§ **What the task asks**:
What is the number of lines in this data that contain the word "Park"? Give the number alone.

[Dataset rows describing interfaces]
↓↓↓
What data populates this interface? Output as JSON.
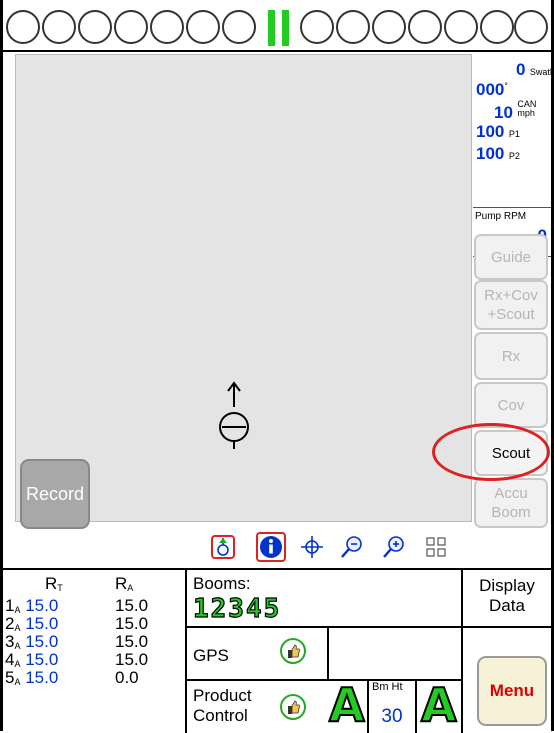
{
  "boom_circles": {
    "left_count": 7,
    "right_count": 7,
    "indicator_color": "#22cc22"
  },
  "status": {
    "swath_value": "0",
    "swath_unit": "Swath",
    "heading_value": "000",
    "heading_unit": "°",
    "speed_value": "10",
    "speed_unit_1": "CAN",
    "speed_unit_2": "mph",
    "p1_value": "100",
    "p1_unit": "P1",
    "p2_value": "100",
    "p2_unit": "P2",
    "pump_label": "Pump RPM",
    "pump_value": "0"
  },
  "buttons": {
    "guide": "Guide",
    "rx_cov_scout_1": "Rx+Cov",
    "rx_cov_scout_2": "+Scout",
    "rx": "Rx",
    "cov": "Cov",
    "scout": "Scout",
    "accu_1": "Accu",
    "accu_2": "Boom",
    "record": "Record",
    "menu": "Menu"
  },
  "rates": {
    "header_rt": "R",
    "header_rt_sub": "T",
    "header_ra": "R",
    "header_ra_sub": "A",
    "rows": [
      {
        "num": "1",
        "sub": "A",
        "rt": "15.0",
        "ra": "15.0"
      },
      {
        "num": "2",
        "sub": "A",
        "rt": "15.0",
        "ra": "15.0"
      },
      {
        "num": "3",
        "sub": "A",
        "rt": "15.0",
        "ra": "15.0"
      },
      {
        "num": "4",
        "sub": "A",
        "rt": "15.0",
        "ra": "15.0"
      },
      {
        "num": "5",
        "sub": "A",
        "rt": "15.0",
        "ra": "0.0"
      }
    ]
  },
  "booms": {
    "label": "Booms:",
    "numbers": "12345"
  },
  "display_data": {
    "line1": "Display",
    "line2": "Data"
  },
  "gps": {
    "label": "GPS"
  },
  "product_control": {
    "line1": "Product",
    "line2": "Control"
  },
  "boom_height": {
    "label": "Bm Ht",
    "value": "30"
  },
  "auto_letter": "A",
  "colors": {
    "accent_blue": "#0033cc",
    "green": "#22cc22",
    "menu_red": "#dd0000",
    "highlight_ring": "#dd2222"
  }
}
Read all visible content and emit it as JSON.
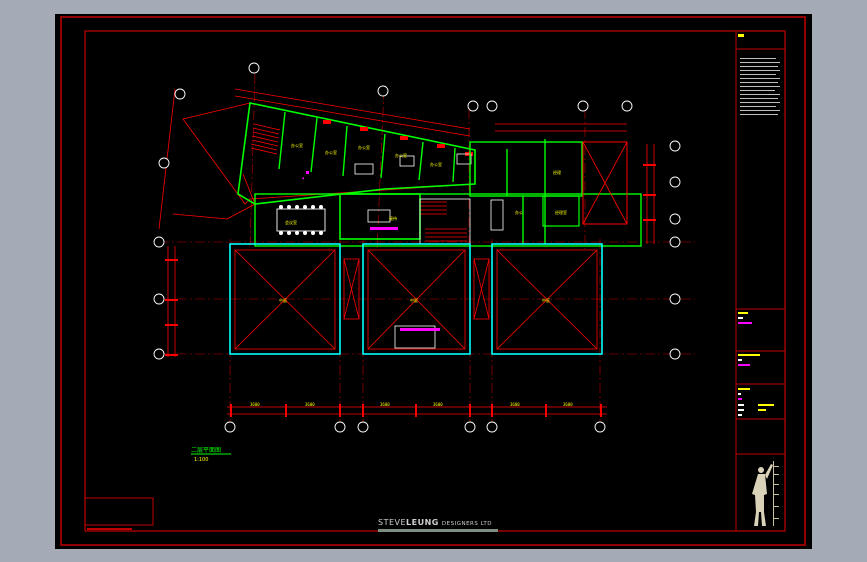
{
  "drawing": {
    "plan_title": "二层平面图",
    "plan_scale": "1:100",
    "company_brand_prefix": "STEVE",
    "company_brand_name": "LEUNG",
    "company_brand_suffix": "DESIGNERS LTD"
  },
  "colors": {
    "background": "#000000",
    "border": "#ff0000",
    "walls_green": "#00ff00",
    "walls_cyan": "#00ffff",
    "text_yellow": "#ffff00",
    "text_magenta": "#ff00ff",
    "frame_gray": "#a4abb7"
  },
  "icons": {
    "logo": "modulor-figure-icon",
    "axis_marker": "grid-axis-bubble-icon"
  }
}
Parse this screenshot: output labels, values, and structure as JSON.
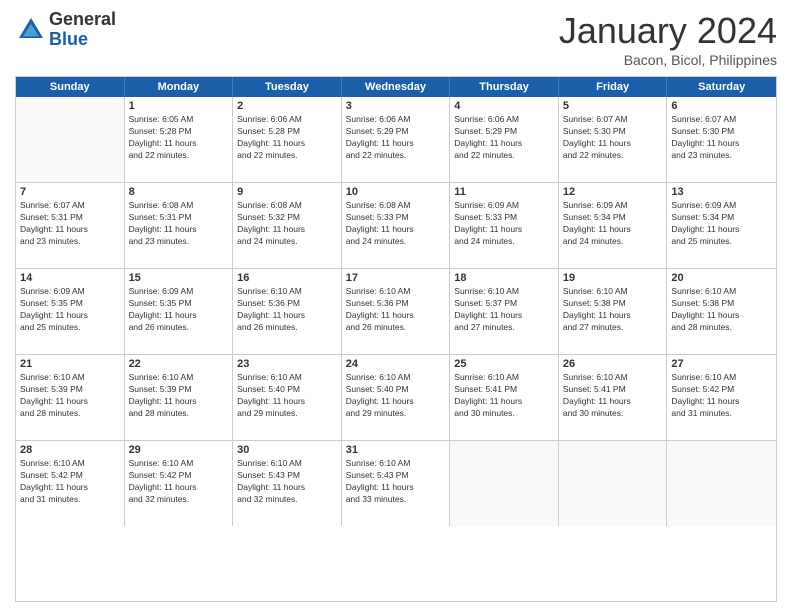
{
  "header": {
    "logo_general": "General",
    "logo_blue": "Blue",
    "month_title": "January 2024",
    "location": "Bacon, Bicol, Philippines"
  },
  "weekdays": [
    "Sunday",
    "Monday",
    "Tuesday",
    "Wednesday",
    "Thursday",
    "Friday",
    "Saturday"
  ],
  "weeks": [
    [
      {
        "day": "",
        "info": ""
      },
      {
        "day": "1",
        "info": "Sunrise: 6:05 AM\nSunset: 5:28 PM\nDaylight: 11 hours\nand 22 minutes."
      },
      {
        "day": "2",
        "info": "Sunrise: 6:06 AM\nSunset: 5:28 PM\nDaylight: 11 hours\nand 22 minutes."
      },
      {
        "day": "3",
        "info": "Sunrise: 6:06 AM\nSunset: 5:29 PM\nDaylight: 11 hours\nand 22 minutes."
      },
      {
        "day": "4",
        "info": "Sunrise: 6:06 AM\nSunset: 5:29 PM\nDaylight: 11 hours\nand 22 minutes."
      },
      {
        "day": "5",
        "info": "Sunrise: 6:07 AM\nSunset: 5:30 PM\nDaylight: 11 hours\nand 22 minutes."
      },
      {
        "day": "6",
        "info": "Sunrise: 6:07 AM\nSunset: 5:30 PM\nDaylight: 11 hours\nand 23 minutes."
      }
    ],
    [
      {
        "day": "7",
        "info": "Sunrise: 6:07 AM\nSunset: 5:31 PM\nDaylight: 11 hours\nand 23 minutes."
      },
      {
        "day": "8",
        "info": "Sunrise: 6:08 AM\nSunset: 5:31 PM\nDaylight: 11 hours\nand 23 minutes."
      },
      {
        "day": "9",
        "info": "Sunrise: 6:08 AM\nSunset: 5:32 PM\nDaylight: 11 hours\nand 24 minutes."
      },
      {
        "day": "10",
        "info": "Sunrise: 6:08 AM\nSunset: 5:33 PM\nDaylight: 11 hours\nand 24 minutes."
      },
      {
        "day": "11",
        "info": "Sunrise: 6:09 AM\nSunset: 5:33 PM\nDaylight: 11 hours\nand 24 minutes."
      },
      {
        "day": "12",
        "info": "Sunrise: 6:09 AM\nSunset: 5:34 PM\nDaylight: 11 hours\nand 24 minutes."
      },
      {
        "day": "13",
        "info": "Sunrise: 6:09 AM\nSunset: 5:34 PM\nDaylight: 11 hours\nand 25 minutes."
      }
    ],
    [
      {
        "day": "14",
        "info": "Sunrise: 6:09 AM\nSunset: 5:35 PM\nDaylight: 11 hours\nand 25 minutes."
      },
      {
        "day": "15",
        "info": "Sunrise: 6:09 AM\nSunset: 5:35 PM\nDaylight: 11 hours\nand 26 minutes."
      },
      {
        "day": "16",
        "info": "Sunrise: 6:10 AM\nSunset: 5:36 PM\nDaylight: 11 hours\nand 26 minutes."
      },
      {
        "day": "17",
        "info": "Sunrise: 6:10 AM\nSunset: 5:36 PM\nDaylight: 11 hours\nand 26 minutes."
      },
      {
        "day": "18",
        "info": "Sunrise: 6:10 AM\nSunset: 5:37 PM\nDaylight: 11 hours\nand 27 minutes."
      },
      {
        "day": "19",
        "info": "Sunrise: 6:10 AM\nSunset: 5:38 PM\nDaylight: 11 hours\nand 27 minutes."
      },
      {
        "day": "20",
        "info": "Sunrise: 6:10 AM\nSunset: 5:38 PM\nDaylight: 11 hours\nand 28 minutes."
      }
    ],
    [
      {
        "day": "21",
        "info": "Sunrise: 6:10 AM\nSunset: 5:39 PM\nDaylight: 11 hours\nand 28 minutes."
      },
      {
        "day": "22",
        "info": "Sunrise: 6:10 AM\nSunset: 5:39 PM\nDaylight: 11 hours\nand 28 minutes."
      },
      {
        "day": "23",
        "info": "Sunrise: 6:10 AM\nSunset: 5:40 PM\nDaylight: 11 hours\nand 29 minutes."
      },
      {
        "day": "24",
        "info": "Sunrise: 6:10 AM\nSunset: 5:40 PM\nDaylight: 11 hours\nand 29 minutes."
      },
      {
        "day": "25",
        "info": "Sunrise: 6:10 AM\nSunset: 5:41 PM\nDaylight: 11 hours\nand 30 minutes."
      },
      {
        "day": "26",
        "info": "Sunrise: 6:10 AM\nSunset: 5:41 PM\nDaylight: 11 hours\nand 30 minutes."
      },
      {
        "day": "27",
        "info": "Sunrise: 6:10 AM\nSunset: 5:42 PM\nDaylight: 11 hours\nand 31 minutes."
      }
    ],
    [
      {
        "day": "28",
        "info": "Sunrise: 6:10 AM\nSunset: 5:42 PM\nDaylight: 11 hours\nand 31 minutes."
      },
      {
        "day": "29",
        "info": "Sunrise: 6:10 AM\nSunset: 5:42 PM\nDaylight: 11 hours\nand 32 minutes."
      },
      {
        "day": "30",
        "info": "Sunrise: 6:10 AM\nSunset: 5:43 PM\nDaylight: 11 hours\nand 32 minutes."
      },
      {
        "day": "31",
        "info": "Sunrise: 6:10 AM\nSunset: 5:43 PM\nDaylight: 11 hours\nand 33 minutes."
      },
      {
        "day": "",
        "info": ""
      },
      {
        "day": "",
        "info": ""
      },
      {
        "day": "",
        "info": ""
      }
    ]
  ]
}
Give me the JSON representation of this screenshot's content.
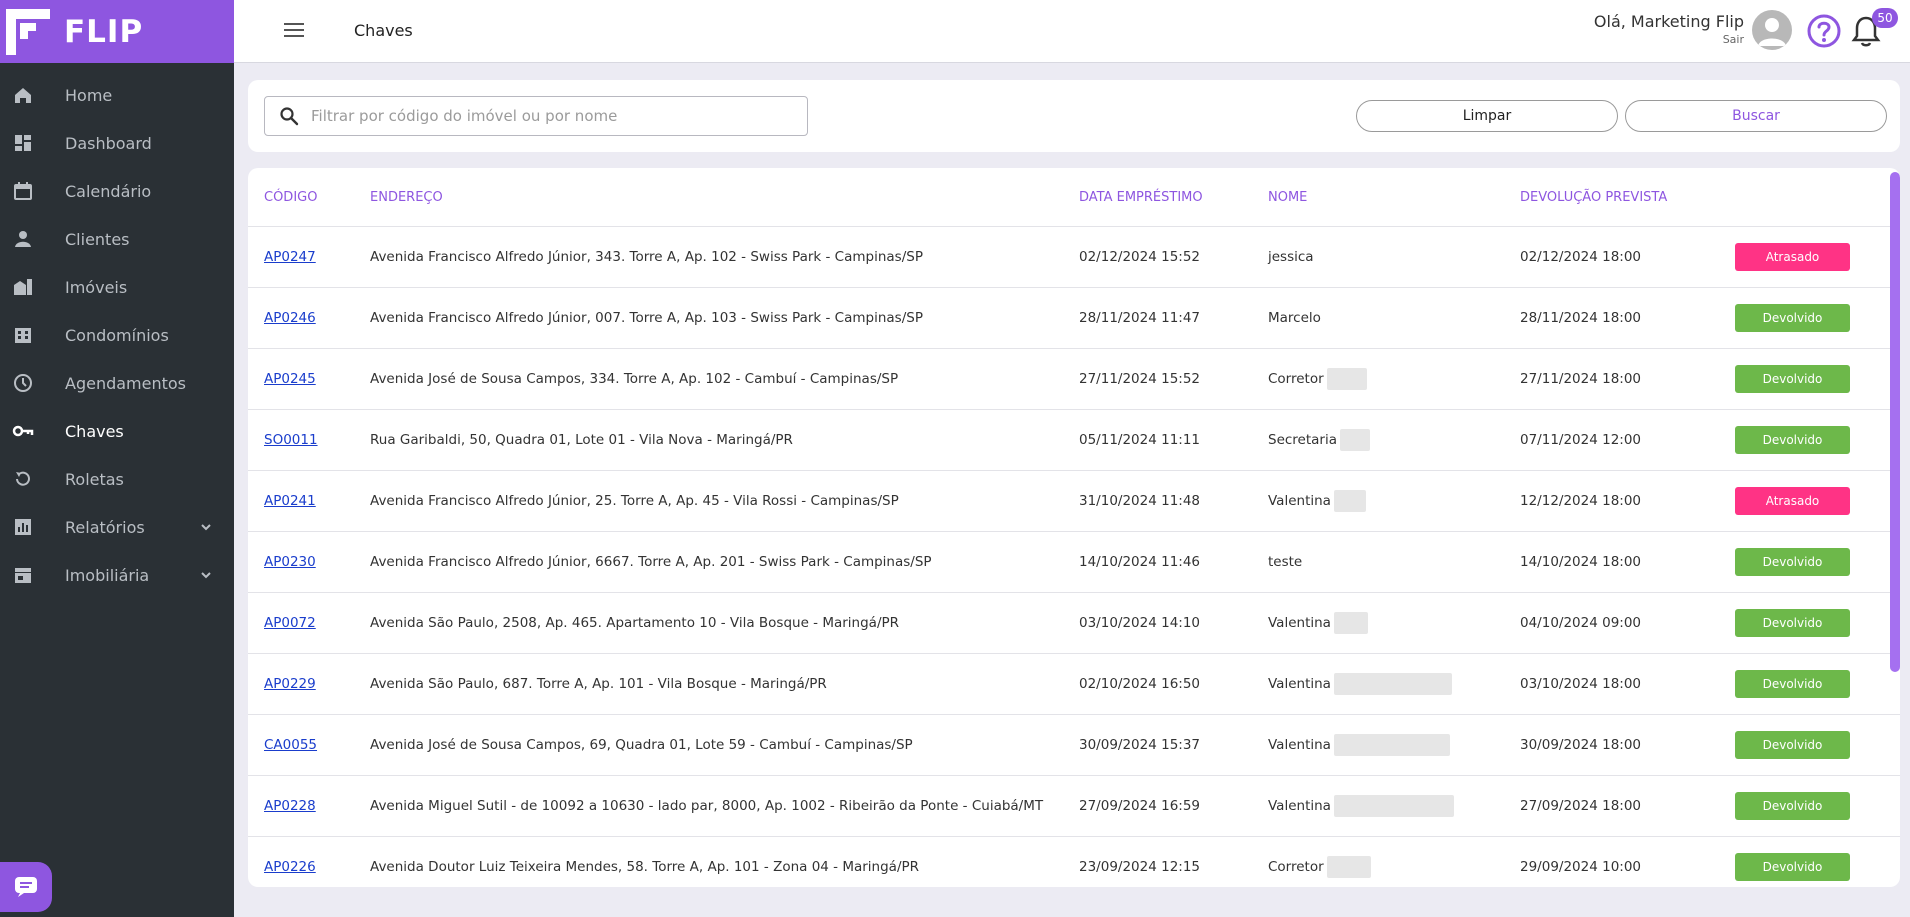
{
  "brand": {
    "name": "FLIP",
    "color": "#8e56e0"
  },
  "sidebar": {
    "items": [
      {
        "label": "Home",
        "icon": "home-icon"
      },
      {
        "label": "Dashboard",
        "icon": "dashboard-icon"
      },
      {
        "label": "Calendário",
        "icon": "calendar-icon"
      },
      {
        "label": "Clientes",
        "icon": "person-icon"
      },
      {
        "label": "Imóveis",
        "icon": "buildings-icon"
      },
      {
        "label": "Condomínios",
        "icon": "condo-icon"
      },
      {
        "label": "Agendamentos",
        "icon": "clock-icon"
      },
      {
        "label": "Chaves",
        "icon": "key-icon",
        "active": true
      },
      {
        "label": "Roletas",
        "icon": "rotate-icon"
      },
      {
        "label": "Relatórios",
        "icon": "chart-icon",
        "expandable": true
      },
      {
        "label": "Imobiliária",
        "icon": "store-icon",
        "expandable": true
      }
    ]
  },
  "header": {
    "title": "Chaves",
    "greeting": "Olá, Marketing Flip",
    "logout": "Sair",
    "notifications_count": "50"
  },
  "filter": {
    "placeholder": "Filtrar por código do imóvel ou por nome",
    "clear_label": "Limpar",
    "search_label": "Buscar"
  },
  "table": {
    "columns": {
      "code": "CÓDIGO",
      "address": "ENDEREÇO",
      "loan_date": "DATA EMPRÉSTIMO",
      "name": "NOME",
      "return_date": "DEVOLUÇÃO PREVISTA"
    },
    "rows": [
      {
        "code": "AP0247",
        "address": "Avenida Francisco Alfredo Júnior, 343. Torre A, Ap. 102 - Swiss Park - Campinas/SP",
        "loan_date": "02/12/2024 15:52",
        "name": "jessica",
        "redacted": 0,
        "return_date": "02/12/2024 18:00",
        "status": "Atrasado",
        "late": true
      },
      {
        "code": "AP0246",
        "address": "Avenida Francisco Alfredo Júnior, 007. Torre A, Ap. 103 - Swiss Park - Campinas/SP",
        "loan_date": "28/11/2024 11:47",
        "name": "Marcelo",
        "redacted": 0,
        "return_date": "28/11/2024 18:00",
        "status": "Devolvido",
        "late": false
      },
      {
        "code": "AP0245",
        "address": "Avenida José de Sousa Campos, 334. Torre A, Ap. 102 - Cambuí - Campinas/SP",
        "loan_date": "27/11/2024 15:52",
        "name": "Corretor",
        "redacted": 40,
        "return_date": "27/11/2024 18:00",
        "status": "Devolvido",
        "late": false
      },
      {
        "code": "SO0011",
        "address": "Rua Garibaldi, 50, Quadra 01, Lote 01 - Vila Nova - Maringá/PR",
        "loan_date": "05/11/2024 11:11",
        "name": "Secretaria",
        "redacted": 30,
        "return_date": "07/11/2024 12:00",
        "status": "Devolvido",
        "late": false
      },
      {
        "code": "AP0241",
        "address": "Avenida Francisco Alfredo Júnior, 25. Torre A, Ap. 45 - Vila Rossi - Campinas/SP",
        "loan_date": "31/10/2024 11:48",
        "name": "Valentina",
        "redacted": 32,
        "return_date": "12/12/2024 18:00",
        "status": "Atrasado",
        "late": true
      },
      {
        "code": "AP0230",
        "address": "Avenida Francisco Alfredo Júnior, 6667. Torre A, Ap. 201 - Swiss Park - Campinas/SP",
        "loan_date": "14/10/2024 11:46",
        "name": "teste",
        "redacted": 0,
        "return_date": "14/10/2024 18:00",
        "status": "Devolvido",
        "late": false
      },
      {
        "code": "AP0072",
        "address": "Avenida São Paulo, 2508, Ap. 465. Apartamento 10 - Vila Bosque - Maringá/PR",
        "loan_date": "03/10/2024 14:10",
        "name": "Valentina",
        "redacted": 34,
        "return_date": "04/10/2024 09:00",
        "status": "Devolvido",
        "late": false
      },
      {
        "code": "AP0229",
        "address": "Avenida São Paulo, 687. Torre A, Ap. 101 - Vila Bosque - Maringá/PR",
        "loan_date": "02/10/2024 16:50",
        "name": "Valentina",
        "redacted": 118,
        "return_date": "03/10/2024 18:00",
        "status": "Devolvido",
        "late": false
      },
      {
        "code": "CA0055",
        "address": "Avenida José de Sousa Campos, 69, Quadra 01, Lote 59 - Cambuí - Campinas/SP",
        "loan_date": "30/09/2024 15:37",
        "name": "Valentina",
        "redacted": 116,
        "return_date": "30/09/2024 18:00",
        "status": "Devolvido",
        "late": false
      },
      {
        "code": "AP0228",
        "address": "Avenida Miguel Sutil - de 10092 a 10630 - lado par, 8000, Ap. 1002 - Ribeirão da Ponte - Cuiabá/MT",
        "loan_date": "27/09/2024 16:59",
        "name": "Valentina",
        "redacted": 120,
        "return_date": "27/09/2024 18:00",
        "status": "Devolvido",
        "late": false
      },
      {
        "code": "AP0226",
        "address": "Avenida Doutor Luiz Teixeira Mendes, 58. Torre A, Ap. 101 - Zona 04 - Maringá/PR",
        "loan_date": "23/09/2024 12:15",
        "name": "Corretor",
        "redacted": 44,
        "return_date": "29/09/2024 10:00",
        "status": "Devolvido",
        "late": false
      }
    ]
  },
  "colors": {
    "late": "#ff3385",
    "returned": "#6db84a",
    "link": "#1a3dcc",
    "sidebar_bg": "#2a3035"
  }
}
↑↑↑
§ **Response to this exercise**:
3